Activity: Every line containing "window" should be copied out. Go through the entries and find them.

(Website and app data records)
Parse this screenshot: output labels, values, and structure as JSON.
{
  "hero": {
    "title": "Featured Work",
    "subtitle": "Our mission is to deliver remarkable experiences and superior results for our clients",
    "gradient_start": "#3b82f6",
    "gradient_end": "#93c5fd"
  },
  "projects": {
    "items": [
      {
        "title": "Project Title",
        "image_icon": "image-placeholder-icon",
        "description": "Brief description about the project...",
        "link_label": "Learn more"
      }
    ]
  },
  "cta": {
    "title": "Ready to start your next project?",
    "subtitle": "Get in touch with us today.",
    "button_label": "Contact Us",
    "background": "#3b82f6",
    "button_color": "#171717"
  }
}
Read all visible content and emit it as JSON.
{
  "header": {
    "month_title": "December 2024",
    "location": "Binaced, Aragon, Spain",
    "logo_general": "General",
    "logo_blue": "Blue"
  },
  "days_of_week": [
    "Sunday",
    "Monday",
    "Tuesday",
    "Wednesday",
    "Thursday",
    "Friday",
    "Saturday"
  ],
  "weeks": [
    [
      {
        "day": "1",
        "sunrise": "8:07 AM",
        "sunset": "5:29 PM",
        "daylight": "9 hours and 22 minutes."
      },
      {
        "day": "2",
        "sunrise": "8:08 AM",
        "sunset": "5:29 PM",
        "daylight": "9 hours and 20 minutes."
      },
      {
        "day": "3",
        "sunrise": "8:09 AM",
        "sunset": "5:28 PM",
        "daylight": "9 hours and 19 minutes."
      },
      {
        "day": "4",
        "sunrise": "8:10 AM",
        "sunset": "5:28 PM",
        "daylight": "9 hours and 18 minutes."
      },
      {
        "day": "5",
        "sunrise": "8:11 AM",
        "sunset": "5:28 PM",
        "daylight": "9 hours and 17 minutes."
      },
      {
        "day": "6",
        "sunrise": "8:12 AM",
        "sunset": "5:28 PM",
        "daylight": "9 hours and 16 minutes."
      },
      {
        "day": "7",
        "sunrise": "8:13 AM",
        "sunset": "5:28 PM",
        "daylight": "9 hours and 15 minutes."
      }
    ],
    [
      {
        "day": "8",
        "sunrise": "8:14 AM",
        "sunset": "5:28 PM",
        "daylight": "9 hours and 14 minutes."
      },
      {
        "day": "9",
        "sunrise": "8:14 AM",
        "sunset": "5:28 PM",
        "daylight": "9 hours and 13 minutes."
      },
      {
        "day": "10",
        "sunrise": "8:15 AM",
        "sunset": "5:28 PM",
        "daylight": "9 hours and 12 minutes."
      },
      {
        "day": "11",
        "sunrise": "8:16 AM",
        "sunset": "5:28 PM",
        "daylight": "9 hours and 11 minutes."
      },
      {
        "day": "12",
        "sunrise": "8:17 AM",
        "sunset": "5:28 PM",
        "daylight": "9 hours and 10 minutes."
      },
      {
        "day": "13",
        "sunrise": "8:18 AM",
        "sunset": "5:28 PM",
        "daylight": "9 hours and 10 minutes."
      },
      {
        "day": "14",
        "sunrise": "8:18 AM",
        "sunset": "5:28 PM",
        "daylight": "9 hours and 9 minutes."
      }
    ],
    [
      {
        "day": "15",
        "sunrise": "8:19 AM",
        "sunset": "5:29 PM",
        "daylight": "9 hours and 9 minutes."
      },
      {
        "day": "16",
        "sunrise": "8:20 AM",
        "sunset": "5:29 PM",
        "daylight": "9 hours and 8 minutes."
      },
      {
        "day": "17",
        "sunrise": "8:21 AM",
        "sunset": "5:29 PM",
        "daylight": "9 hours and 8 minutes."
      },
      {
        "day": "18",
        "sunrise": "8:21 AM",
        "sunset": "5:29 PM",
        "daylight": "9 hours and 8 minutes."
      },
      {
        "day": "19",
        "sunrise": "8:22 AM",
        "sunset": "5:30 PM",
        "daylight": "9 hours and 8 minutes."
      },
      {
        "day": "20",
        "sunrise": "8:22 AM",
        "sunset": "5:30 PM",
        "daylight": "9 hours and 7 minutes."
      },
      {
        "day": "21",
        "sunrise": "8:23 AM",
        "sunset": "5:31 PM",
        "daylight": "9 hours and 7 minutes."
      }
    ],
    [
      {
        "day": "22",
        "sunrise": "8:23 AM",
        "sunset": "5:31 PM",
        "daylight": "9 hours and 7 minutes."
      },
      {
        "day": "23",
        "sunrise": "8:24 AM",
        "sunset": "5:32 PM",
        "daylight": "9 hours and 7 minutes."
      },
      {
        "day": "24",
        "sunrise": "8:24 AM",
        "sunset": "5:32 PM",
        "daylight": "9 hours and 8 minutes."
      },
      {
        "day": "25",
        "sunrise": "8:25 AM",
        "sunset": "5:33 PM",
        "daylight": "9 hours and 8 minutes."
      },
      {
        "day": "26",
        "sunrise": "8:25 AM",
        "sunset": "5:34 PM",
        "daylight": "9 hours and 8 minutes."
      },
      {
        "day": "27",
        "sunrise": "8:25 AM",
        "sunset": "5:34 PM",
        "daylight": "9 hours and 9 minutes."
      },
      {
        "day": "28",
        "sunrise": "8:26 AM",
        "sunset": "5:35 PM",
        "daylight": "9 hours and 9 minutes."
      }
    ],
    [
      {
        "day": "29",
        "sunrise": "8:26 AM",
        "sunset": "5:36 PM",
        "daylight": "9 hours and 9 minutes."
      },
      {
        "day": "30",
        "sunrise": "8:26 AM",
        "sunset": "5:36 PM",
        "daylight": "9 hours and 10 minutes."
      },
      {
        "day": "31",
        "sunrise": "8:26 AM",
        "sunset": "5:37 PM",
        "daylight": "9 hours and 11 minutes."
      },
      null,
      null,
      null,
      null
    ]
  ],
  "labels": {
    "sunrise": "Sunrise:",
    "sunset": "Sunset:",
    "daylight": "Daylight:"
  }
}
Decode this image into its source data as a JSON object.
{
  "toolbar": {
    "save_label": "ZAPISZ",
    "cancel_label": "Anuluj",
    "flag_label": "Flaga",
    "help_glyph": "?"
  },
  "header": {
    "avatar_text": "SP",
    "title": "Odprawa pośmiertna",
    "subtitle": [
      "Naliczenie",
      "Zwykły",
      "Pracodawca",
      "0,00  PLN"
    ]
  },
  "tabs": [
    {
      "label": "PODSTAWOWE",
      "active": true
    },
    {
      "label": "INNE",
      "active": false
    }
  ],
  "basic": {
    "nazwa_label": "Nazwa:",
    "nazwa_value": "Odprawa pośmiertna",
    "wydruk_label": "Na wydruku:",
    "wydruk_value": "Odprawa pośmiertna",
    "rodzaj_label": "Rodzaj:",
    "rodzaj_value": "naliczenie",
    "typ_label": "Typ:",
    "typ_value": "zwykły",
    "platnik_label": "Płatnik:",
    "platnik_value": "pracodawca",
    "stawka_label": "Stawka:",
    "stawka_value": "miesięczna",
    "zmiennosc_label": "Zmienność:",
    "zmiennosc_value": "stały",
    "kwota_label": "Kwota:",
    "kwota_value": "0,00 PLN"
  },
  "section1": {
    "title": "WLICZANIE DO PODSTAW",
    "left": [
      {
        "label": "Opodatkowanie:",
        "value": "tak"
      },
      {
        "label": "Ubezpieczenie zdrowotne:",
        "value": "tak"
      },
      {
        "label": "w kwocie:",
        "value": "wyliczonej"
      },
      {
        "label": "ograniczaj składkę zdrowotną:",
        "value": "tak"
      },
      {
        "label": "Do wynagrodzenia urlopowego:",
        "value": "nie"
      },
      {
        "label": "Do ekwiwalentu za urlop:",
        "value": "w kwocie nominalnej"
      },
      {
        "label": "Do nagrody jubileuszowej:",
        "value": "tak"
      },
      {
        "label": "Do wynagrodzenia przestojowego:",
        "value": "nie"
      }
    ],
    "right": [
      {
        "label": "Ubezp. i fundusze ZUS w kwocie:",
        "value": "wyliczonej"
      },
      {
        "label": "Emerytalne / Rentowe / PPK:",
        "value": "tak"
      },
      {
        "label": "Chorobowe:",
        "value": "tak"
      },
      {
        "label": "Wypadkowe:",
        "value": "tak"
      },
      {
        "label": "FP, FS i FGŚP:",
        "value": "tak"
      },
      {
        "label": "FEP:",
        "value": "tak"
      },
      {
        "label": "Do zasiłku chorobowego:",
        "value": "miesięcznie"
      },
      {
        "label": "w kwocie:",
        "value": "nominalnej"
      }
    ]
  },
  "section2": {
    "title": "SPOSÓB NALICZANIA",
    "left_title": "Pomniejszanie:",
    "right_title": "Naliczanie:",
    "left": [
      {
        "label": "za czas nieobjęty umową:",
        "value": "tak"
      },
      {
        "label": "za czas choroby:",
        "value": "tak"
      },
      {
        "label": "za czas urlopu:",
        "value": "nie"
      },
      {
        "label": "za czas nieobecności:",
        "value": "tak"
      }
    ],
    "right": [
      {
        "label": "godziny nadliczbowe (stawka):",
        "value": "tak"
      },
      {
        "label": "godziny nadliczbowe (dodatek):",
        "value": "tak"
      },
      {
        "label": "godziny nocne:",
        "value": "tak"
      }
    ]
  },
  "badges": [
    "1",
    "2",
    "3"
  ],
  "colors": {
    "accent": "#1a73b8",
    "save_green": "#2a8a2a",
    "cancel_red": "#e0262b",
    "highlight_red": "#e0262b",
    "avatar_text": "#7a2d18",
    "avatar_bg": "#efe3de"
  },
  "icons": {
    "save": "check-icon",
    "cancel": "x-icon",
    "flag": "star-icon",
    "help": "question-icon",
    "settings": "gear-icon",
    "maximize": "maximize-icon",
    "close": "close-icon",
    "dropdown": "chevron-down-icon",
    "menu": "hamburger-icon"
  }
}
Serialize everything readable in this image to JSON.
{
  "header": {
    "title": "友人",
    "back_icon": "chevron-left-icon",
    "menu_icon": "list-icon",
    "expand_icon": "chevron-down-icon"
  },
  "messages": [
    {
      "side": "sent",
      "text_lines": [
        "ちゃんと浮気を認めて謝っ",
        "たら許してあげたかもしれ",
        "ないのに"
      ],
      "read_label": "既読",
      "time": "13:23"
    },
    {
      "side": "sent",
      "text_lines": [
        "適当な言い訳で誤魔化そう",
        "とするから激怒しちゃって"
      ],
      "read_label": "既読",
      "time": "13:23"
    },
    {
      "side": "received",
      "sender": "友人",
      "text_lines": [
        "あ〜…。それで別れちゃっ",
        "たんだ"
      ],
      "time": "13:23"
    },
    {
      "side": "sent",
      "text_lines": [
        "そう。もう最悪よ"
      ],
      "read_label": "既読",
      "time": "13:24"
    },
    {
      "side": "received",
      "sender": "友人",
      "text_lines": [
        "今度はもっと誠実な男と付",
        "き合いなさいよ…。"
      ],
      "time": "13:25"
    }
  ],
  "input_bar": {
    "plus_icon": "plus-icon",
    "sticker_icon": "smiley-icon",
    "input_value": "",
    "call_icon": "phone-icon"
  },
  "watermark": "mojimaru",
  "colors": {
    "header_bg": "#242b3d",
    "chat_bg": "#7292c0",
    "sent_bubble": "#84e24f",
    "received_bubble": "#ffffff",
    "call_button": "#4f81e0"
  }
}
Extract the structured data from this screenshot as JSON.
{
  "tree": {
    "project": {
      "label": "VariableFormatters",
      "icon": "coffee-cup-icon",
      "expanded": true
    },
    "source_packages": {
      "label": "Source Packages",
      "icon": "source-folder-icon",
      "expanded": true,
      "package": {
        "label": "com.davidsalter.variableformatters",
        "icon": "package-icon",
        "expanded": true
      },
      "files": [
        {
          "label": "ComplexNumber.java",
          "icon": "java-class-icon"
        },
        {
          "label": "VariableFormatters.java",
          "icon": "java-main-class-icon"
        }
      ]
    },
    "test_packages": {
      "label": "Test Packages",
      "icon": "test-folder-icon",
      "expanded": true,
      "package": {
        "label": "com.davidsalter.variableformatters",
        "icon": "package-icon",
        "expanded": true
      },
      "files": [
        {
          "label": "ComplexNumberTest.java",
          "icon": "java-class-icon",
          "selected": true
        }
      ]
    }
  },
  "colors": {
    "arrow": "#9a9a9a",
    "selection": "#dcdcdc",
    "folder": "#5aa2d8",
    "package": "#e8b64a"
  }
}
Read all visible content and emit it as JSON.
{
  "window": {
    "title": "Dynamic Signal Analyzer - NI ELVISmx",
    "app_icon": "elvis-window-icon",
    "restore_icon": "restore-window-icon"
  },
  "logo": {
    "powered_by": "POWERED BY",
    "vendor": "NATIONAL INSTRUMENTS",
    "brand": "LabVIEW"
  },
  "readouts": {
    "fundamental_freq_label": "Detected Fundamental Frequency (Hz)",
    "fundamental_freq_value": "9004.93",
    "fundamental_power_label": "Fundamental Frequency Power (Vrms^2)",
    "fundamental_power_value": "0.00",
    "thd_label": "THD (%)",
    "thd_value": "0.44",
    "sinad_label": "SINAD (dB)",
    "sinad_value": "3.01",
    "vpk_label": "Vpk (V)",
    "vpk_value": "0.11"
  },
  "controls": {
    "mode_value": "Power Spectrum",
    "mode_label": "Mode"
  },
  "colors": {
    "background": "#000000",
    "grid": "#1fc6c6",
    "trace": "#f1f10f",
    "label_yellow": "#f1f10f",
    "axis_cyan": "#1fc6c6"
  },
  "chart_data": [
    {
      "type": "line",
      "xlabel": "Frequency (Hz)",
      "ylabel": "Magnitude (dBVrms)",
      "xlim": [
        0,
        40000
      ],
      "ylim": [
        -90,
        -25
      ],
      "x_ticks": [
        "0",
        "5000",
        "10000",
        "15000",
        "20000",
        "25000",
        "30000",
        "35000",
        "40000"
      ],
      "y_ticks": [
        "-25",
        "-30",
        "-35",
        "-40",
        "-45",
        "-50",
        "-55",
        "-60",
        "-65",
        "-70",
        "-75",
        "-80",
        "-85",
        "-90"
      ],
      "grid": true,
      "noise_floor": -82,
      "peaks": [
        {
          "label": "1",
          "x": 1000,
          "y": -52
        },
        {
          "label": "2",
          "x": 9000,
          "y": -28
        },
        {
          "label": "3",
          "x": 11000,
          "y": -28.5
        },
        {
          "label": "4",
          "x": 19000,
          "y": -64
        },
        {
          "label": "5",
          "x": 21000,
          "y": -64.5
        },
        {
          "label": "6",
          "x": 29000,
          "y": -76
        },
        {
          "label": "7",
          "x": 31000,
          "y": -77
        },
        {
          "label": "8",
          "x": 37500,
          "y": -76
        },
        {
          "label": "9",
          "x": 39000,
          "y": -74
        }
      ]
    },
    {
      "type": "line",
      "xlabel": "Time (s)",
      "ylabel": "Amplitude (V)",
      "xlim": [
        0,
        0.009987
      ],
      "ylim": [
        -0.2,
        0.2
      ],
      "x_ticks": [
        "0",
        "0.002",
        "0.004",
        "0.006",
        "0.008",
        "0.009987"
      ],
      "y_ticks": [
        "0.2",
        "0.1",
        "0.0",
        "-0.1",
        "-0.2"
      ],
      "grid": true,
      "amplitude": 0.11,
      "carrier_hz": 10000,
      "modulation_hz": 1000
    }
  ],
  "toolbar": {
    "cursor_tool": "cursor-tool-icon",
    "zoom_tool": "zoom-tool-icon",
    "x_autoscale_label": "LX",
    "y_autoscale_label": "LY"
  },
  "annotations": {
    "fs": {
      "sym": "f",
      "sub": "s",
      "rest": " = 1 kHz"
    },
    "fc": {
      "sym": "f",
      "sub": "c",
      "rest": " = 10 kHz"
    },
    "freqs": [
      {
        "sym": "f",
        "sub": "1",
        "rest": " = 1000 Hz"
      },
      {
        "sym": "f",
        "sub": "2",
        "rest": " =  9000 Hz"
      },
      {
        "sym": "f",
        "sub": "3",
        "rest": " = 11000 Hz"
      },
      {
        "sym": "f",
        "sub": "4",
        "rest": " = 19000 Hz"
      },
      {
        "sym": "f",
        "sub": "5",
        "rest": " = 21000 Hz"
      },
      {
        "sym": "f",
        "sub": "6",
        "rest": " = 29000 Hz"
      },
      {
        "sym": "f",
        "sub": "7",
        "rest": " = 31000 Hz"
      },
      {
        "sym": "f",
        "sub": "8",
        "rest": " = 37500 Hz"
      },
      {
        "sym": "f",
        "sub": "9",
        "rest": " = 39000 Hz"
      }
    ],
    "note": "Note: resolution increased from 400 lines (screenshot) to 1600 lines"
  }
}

Result of the exercise:
  "window": {
    "app_icon": "elvis-window-icon",
    "restore_icon": "restore-window-icon"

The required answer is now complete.